Exercise — Return only those lines of the listing that hold the word "description".
"""
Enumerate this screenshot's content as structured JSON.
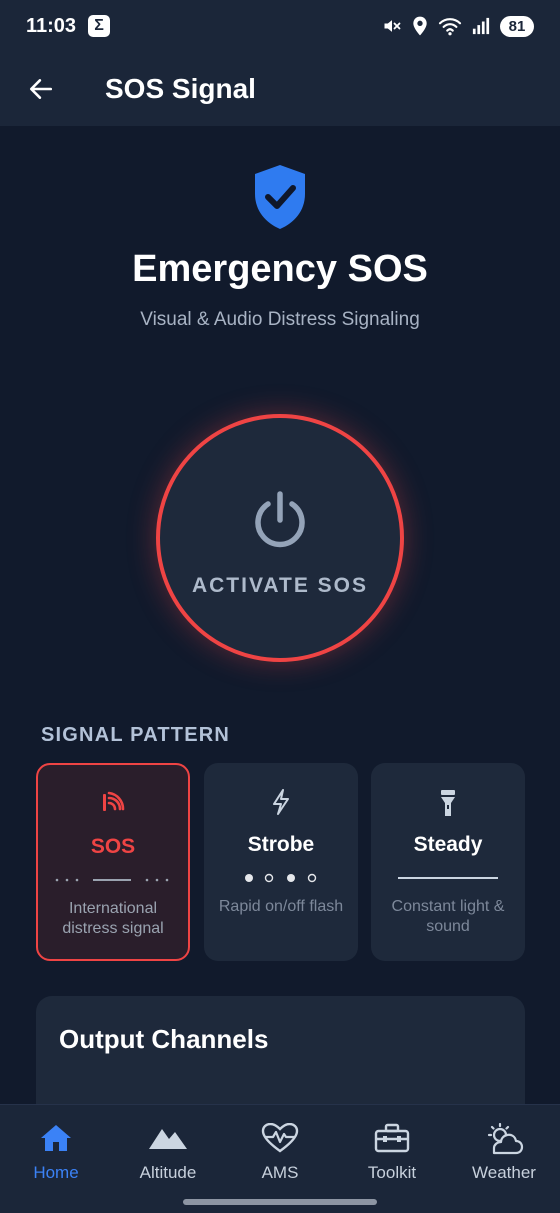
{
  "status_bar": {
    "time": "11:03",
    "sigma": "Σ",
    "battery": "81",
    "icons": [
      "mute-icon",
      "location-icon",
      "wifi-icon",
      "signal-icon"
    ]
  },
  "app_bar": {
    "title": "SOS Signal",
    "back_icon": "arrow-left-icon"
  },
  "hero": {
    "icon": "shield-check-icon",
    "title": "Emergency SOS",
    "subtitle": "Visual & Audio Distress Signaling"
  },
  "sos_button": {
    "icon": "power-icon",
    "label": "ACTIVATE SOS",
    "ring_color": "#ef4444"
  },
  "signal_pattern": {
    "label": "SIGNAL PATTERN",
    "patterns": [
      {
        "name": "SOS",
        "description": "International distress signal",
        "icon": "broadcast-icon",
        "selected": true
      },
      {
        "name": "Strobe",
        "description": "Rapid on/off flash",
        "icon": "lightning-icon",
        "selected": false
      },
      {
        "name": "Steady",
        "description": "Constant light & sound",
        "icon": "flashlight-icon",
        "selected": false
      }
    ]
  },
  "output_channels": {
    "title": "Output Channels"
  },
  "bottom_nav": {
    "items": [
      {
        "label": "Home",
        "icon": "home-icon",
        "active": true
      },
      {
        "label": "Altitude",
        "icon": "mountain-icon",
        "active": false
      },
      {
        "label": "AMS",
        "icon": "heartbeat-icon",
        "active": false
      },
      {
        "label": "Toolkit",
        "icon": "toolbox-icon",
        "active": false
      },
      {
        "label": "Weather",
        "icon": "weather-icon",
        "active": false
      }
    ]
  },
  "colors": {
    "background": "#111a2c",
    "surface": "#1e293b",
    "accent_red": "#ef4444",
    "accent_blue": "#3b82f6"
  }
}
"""
Response area —
        "description": "International distress signal",
        "description": "Rapid on/off flash",
        "description": "Constant light & sound",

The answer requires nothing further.